Pull out every line below that holds the word "Terpenuhi".

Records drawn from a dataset
☆ ☆ ☆ ☆ ☆ ☆ ☆

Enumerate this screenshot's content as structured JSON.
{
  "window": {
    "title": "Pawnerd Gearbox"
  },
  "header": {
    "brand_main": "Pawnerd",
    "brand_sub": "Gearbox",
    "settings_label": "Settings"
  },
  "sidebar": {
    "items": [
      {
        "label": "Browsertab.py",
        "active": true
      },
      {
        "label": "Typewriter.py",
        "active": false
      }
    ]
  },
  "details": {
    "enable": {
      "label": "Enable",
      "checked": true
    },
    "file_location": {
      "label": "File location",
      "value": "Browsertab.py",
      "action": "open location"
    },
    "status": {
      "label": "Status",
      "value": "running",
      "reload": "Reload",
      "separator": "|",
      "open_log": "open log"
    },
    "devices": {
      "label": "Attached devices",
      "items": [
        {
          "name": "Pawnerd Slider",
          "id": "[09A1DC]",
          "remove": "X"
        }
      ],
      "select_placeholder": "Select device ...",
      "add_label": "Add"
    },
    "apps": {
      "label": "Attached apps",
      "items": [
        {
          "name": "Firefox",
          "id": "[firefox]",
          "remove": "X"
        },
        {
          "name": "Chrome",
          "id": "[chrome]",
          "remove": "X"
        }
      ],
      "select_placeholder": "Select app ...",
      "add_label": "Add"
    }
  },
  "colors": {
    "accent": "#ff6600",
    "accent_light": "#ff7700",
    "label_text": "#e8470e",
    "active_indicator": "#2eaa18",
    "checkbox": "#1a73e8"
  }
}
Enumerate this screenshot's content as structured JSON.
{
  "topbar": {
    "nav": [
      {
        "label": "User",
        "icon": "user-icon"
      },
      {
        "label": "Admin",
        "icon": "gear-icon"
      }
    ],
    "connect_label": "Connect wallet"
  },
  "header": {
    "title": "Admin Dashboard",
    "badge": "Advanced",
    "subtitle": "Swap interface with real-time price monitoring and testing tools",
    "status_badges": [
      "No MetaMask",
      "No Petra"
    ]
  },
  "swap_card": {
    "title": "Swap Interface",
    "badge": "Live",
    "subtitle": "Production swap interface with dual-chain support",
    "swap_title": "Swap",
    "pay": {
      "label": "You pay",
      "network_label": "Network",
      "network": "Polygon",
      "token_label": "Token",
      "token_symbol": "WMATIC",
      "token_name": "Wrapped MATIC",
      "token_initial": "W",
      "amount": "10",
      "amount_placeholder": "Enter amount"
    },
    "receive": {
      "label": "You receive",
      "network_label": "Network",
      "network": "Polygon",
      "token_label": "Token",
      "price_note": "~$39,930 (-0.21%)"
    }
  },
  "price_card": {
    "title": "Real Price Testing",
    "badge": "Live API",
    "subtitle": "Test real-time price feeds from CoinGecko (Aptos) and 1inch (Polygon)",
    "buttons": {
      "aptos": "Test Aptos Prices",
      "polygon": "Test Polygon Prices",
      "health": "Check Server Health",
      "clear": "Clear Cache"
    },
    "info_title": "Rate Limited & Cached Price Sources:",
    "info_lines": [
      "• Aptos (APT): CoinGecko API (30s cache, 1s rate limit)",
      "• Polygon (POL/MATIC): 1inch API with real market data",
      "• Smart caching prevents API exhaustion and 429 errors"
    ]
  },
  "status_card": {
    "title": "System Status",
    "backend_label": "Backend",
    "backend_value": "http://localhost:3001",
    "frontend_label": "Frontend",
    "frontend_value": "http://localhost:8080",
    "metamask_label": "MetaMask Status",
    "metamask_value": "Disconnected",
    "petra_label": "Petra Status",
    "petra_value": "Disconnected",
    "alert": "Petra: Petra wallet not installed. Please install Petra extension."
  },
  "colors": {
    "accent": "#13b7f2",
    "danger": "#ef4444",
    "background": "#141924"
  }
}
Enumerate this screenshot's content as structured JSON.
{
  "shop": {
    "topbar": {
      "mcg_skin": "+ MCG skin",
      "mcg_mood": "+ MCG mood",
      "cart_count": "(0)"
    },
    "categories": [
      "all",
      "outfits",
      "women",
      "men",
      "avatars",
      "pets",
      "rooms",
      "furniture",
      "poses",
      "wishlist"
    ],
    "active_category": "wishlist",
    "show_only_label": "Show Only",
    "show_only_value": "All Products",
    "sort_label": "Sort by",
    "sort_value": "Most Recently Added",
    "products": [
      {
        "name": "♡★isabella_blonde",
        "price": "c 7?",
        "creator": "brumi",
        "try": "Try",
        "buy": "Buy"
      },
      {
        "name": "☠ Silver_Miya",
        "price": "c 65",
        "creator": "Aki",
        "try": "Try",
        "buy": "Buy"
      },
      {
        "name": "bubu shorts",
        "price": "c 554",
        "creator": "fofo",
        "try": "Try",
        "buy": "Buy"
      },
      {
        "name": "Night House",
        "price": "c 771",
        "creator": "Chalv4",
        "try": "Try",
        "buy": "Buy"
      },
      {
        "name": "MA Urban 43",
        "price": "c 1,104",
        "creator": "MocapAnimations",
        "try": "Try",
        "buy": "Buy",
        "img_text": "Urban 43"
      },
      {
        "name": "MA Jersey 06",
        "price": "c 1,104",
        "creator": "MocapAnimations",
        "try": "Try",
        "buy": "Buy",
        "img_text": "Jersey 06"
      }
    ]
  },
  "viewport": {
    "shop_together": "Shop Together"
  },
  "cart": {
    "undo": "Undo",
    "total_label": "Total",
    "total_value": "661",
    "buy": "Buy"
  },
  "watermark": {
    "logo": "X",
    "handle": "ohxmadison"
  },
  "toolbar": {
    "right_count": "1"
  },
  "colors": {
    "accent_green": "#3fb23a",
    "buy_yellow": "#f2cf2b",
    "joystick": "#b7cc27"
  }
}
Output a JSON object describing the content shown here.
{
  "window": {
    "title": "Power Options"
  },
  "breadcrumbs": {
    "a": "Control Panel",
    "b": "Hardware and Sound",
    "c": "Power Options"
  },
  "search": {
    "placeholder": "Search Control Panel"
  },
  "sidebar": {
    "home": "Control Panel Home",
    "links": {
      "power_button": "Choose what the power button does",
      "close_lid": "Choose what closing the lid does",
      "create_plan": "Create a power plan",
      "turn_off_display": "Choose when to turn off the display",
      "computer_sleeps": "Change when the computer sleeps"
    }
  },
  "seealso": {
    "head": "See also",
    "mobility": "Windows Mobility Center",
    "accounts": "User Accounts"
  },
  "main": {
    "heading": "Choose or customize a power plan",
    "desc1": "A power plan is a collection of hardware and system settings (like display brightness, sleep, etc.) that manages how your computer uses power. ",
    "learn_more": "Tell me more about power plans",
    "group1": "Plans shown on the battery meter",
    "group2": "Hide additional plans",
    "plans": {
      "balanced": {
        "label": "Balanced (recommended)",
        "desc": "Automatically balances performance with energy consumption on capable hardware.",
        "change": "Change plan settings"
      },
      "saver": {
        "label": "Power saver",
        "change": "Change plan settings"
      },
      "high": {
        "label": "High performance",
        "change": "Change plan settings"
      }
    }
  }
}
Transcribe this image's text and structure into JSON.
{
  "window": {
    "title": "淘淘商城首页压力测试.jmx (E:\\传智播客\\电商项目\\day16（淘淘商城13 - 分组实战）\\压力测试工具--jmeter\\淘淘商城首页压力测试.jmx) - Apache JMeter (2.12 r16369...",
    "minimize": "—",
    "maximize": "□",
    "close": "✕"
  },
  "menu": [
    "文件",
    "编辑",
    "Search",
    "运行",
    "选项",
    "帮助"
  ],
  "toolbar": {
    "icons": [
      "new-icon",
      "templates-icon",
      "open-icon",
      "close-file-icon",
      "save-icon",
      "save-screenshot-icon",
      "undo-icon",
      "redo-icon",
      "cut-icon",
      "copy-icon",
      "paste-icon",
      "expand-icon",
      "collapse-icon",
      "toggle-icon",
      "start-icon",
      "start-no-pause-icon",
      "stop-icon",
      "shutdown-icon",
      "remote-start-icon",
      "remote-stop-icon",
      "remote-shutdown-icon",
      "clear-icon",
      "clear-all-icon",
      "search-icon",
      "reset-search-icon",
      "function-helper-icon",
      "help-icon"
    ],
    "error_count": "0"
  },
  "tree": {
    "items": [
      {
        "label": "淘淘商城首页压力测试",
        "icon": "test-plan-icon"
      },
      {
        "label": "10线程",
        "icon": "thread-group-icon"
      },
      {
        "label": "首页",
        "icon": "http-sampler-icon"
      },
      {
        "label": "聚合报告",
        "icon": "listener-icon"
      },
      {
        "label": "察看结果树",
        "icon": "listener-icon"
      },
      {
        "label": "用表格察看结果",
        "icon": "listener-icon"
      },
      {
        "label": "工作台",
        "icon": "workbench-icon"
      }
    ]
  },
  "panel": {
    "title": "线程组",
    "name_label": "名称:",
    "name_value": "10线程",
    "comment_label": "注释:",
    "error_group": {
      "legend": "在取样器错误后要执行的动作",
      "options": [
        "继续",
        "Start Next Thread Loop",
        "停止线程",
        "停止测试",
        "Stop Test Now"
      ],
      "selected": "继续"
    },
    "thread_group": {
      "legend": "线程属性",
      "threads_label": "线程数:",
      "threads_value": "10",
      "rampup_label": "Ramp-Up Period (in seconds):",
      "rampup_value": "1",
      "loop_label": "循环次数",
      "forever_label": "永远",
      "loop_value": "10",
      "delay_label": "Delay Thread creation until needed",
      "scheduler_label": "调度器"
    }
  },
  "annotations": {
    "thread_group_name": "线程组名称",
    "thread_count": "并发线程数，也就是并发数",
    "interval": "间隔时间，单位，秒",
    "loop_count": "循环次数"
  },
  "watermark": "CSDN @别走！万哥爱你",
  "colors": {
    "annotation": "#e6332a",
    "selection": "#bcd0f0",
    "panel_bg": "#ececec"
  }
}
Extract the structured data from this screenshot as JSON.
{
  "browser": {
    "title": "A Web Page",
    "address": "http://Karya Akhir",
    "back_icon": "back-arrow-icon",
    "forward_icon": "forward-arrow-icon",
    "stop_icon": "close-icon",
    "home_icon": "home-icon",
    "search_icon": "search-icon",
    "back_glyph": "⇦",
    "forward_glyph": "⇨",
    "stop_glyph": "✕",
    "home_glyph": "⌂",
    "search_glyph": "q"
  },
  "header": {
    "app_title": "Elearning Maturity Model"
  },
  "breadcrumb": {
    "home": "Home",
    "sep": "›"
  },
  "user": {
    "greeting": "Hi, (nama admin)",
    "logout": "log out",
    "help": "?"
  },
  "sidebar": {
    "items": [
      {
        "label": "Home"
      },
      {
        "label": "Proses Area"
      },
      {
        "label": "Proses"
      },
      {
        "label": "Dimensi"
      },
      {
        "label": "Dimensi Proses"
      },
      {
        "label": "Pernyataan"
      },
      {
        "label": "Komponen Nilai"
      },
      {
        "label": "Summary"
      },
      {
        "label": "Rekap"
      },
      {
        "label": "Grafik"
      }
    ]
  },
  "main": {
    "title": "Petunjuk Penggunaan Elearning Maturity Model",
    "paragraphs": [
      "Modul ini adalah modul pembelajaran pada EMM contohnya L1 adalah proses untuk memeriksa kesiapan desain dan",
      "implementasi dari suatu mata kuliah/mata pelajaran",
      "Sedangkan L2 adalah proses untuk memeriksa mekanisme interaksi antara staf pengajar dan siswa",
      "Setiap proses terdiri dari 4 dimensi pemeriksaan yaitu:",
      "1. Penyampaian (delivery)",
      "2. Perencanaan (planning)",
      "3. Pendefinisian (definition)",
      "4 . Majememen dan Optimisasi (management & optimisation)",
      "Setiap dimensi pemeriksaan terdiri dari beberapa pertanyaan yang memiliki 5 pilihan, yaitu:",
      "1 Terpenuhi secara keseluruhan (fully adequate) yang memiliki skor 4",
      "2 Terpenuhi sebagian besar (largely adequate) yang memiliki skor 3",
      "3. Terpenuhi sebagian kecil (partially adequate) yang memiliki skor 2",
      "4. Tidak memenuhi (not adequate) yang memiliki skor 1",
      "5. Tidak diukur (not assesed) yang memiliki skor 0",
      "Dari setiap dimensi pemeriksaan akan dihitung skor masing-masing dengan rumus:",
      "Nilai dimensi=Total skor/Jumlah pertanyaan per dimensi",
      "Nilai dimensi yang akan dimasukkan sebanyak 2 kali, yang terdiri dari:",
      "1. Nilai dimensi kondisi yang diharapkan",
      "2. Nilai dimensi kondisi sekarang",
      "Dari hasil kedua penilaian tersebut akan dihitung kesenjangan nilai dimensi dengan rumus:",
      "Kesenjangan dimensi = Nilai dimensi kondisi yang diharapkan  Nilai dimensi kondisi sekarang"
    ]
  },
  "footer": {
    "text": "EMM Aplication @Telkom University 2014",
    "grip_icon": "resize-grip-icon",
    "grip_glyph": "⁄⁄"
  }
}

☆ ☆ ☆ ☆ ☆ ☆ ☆

* [ANSWER SECTION]
      "1 Terpenuhi secara keseluruhan (fully adequate) yang memiliki skor 4",
      "2 Terpenuhi sebagian besar (largely adequate) yang memiliki skor 3",
      "3. Terpenuhi sebagian kecil (partially adequate) yang memiliki skor 2",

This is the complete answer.